MATERIAL FOR THIS EXERCISE ->
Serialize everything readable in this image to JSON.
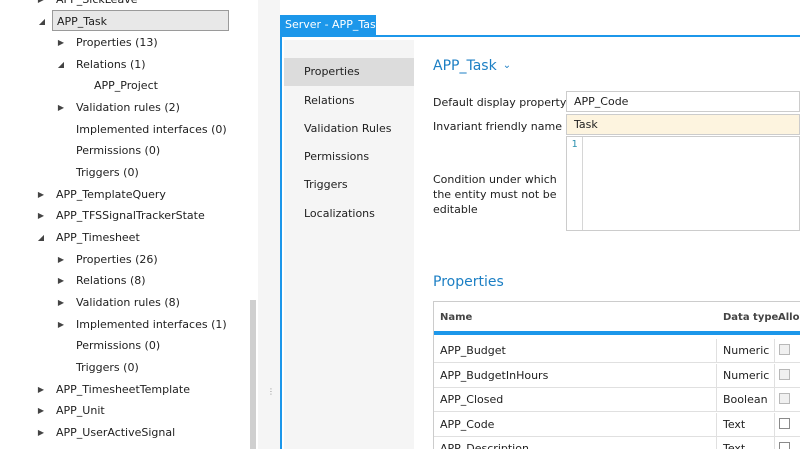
{
  "tree": {
    "items": [
      {
        "label": "APP_SickLeave",
        "expander": "expand"
      },
      {
        "label": "APP_Task",
        "expander": "collapse",
        "selected": true
      },
      {
        "label": "Properties (13)",
        "expander": "expand"
      },
      {
        "label": "Relations (1)",
        "expander": "collapse"
      },
      {
        "label": "APP_Project",
        "expander": "none"
      },
      {
        "label": "Validation rules (2)",
        "expander": "expand"
      },
      {
        "label": "Implemented interfaces (0)",
        "expander": "none"
      },
      {
        "label": "Permissions (0)",
        "expander": "none"
      },
      {
        "label": "Triggers (0)",
        "expander": "none"
      },
      {
        "label": "APP_TemplateQuery",
        "expander": "expand"
      },
      {
        "label": "APP_TFSSignalTrackerState",
        "expander": "expand"
      },
      {
        "label": "APP_Timesheet",
        "expander": "collapse"
      },
      {
        "label": "Properties (26)",
        "expander": "expand"
      },
      {
        "label": "Relations (8)",
        "expander": "expand"
      },
      {
        "label": "Validation rules (8)",
        "expander": "expand"
      },
      {
        "label": "Implemented interfaces (1)",
        "expander": "expand"
      },
      {
        "label": "Permissions (0)",
        "expander": "none"
      },
      {
        "label": "Triggers (0)",
        "expander": "none"
      },
      {
        "label": "APP_TimesheetTemplate",
        "expander": "expand"
      },
      {
        "label": "APP_Unit",
        "expander": "expand"
      },
      {
        "label": "APP_UserActiveSignal",
        "expander": "expand"
      }
    ]
  },
  "document": {
    "tab_title": "Server - APP_Task*"
  },
  "nav": {
    "items": [
      {
        "label": "Properties",
        "active": true
      },
      {
        "label": "Relations",
        "active": false
      },
      {
        "label": "Validation Rules",
        "active": false
      },
      {
        "label": "Permissions",
        "active": false
      },
      {
        "label": "Triggers",
        "active": false
      },
      {
        "label": "Localizations",
        "active": false
      }
    ]
  },
  "entity": {
    "title": "APP_Task",
    "default_display_label": "Default display property",
    "default_display_value": "APP_Code",
    "invariant_name_label": "Invariant friendly name",
    "invariant_name_value": "Task",
    "condition_label": "Condition under which the entity must not be editable",
    "editor_line_number": "1"
  },
  "properties": {
    "title": "Properties",
    "columns": {
      "name": "Name",
      "type": "Data type",
      "allow": "Allow"
    },
    "rows": [
      {
        "name": "APP_Budget",
        "type": "Numeric",
        "checkbox_enabled": false
      },
      {
        "name": "APP_BudgetInHours",
        "type": "Numeric",
        "checkbox_enabled": false
      },
      {
        "name": "APP_Closed",
        "type": "Boolean",
        "checkbox_enabled": false
      },
      {
        "name": "APP_Code",
        "type": "Text",
        "checkbox_enabled": true
      },
      {
        "name": "APP_Description",
        "type": "Text",
        "checkbox_enabled": true
      }
    ]
  },
  "colors": {
    "accent": "#1c97ea",
    "title_blue": "#1c7fc4",
    "warning_bg": "#fdf4df"
  }
}
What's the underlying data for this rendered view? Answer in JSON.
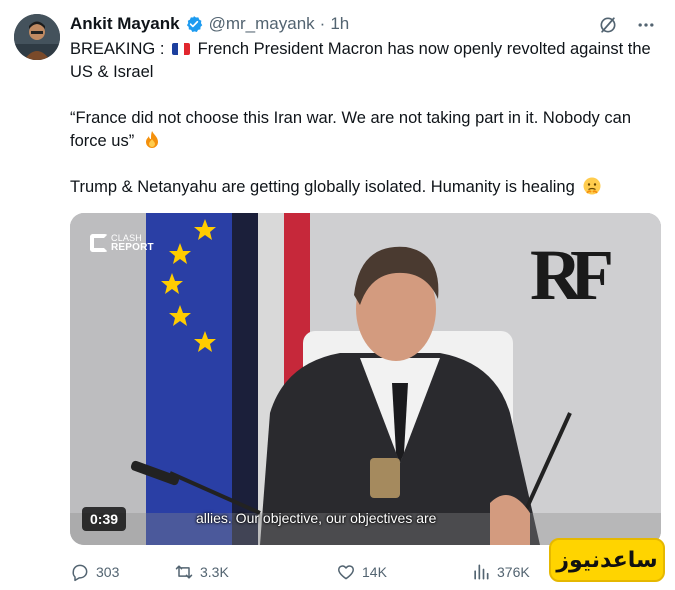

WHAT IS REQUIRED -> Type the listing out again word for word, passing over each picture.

SOLUTION BELOW ->
Serialize everything readable in this image to JSON.
{
  "tree": {
    "items": [
      {
        "label": "APP_SickLeave",
        "expander": "expand"
      },
      {
        "label": "APP_Task",
        "expander": "collapse",
        "selected": true
      },
      {
        "label": "Properties (13)",
        "expander": "expand"
      },
      {
        "label": "Relations (1)",
        "expander": "collapse"
      },
      {
        "label": "APP_Project",
        "expander": "none"
      },
      {
        "label": "Validation rules (2)",
        "expander": "expand"
      },
      {
        "label": "Implemented interfaces (0)",
        "expander": "none"
      },
      {
        "label": "Permissions (0)",
        "expander": "none"
      },
      {
        "label": "Triggers (0)",
        "expander": "none"
      },
      {
        "label": "APP_TemplateQuery",
        "expander": "expand"
      },
      {
        "label": "APP_TFSSignalTrackerState",
        "expander": "expand"
      },
      {
        "label": "APP_Timesheet",
        "expander": "collapse"
      },
      {
        "label": "Properties (26)",
        "expander": "expand"
      },
      {
        "label": "Relations (8)",
        "expander": "expand"
      },
      {
        "label": "Validation rules (8)",
        "expander": "expand"
      },
      {
        "label": "Implemented interfaces (1)",
        "expander": "expand"
      },
      {
        "label": "Permissions (0)",
        "expander": "none"
      },
      {
        "label": "Triggers (0)",
        "expander": "none"
      },
      {
        "label": "APP_TimesheetTemplate",
        "expander": "expand"
      },
      {
        "label": "APP_Unit",
        "expander": "expand"
      },
      {
        "label": "APP_UserActiveSignal",
        "expander": "expand"
      }
    ]
  },
  "document": {
    "tab_title": "Server - APP_Task*"
  },
  "nav": {
    "items": [
      {
        "label": "Properties",
        "active": true
      },
      {
        "label": "Relations",
        "active": false
      },
      {
        "label": "Validation Rules",
        "active": false
      },
      {
        "label": "Permissions",
        "active": false
      },
      {
        "label": "Triggers",
        "active": false
      },
      {
        "label": "Localizations",
        "active": false
      }
    ]
  },
  "entity": {
    "title": "APP_Task",
    "default_display_label": "Default display property",
    "default_display_value": "APP_Code",
    "invariant_name_label": "Invariant friendly name",
    "invariant_name_value": "Task",
    "condition_label": "Condition under which the entity must not be editable",
    "editor_line_number": "1"
  },
  "properties": {
    "title": "Properties",
    "columns": {
      "name": "Name",
      "type": "Data type",
      "allow": "Allow"
    },
    "rows": [
      {
        "name": "APP_Budget",
        "type": "Numeric",
        "checkbox_enabled": false
      },
      {
        "name": "APP_BudgetInHours",
        "type": "Numeric",
        "checkbox_enabled": false
      },
      {
        "name": "APP_Closed",
        "type": "Boolean",
        "checkbox_enabled": false
      },
      {
        "name": "APP_Code",
        "type": "Text",
        "checkbox_enabled": true
      },
      {
        "name": "APP_Description",
        "type": "Text",
        "checkbox_enabled": true
      }
    ]
  },
  "colors": {
    "accent": "#1c97ea",
    "title_blue": "#1c7fc4",
    "warning_bg": "#fdf4df"
  }
}
What's the underlying data for this rendered view? Answer in JSON.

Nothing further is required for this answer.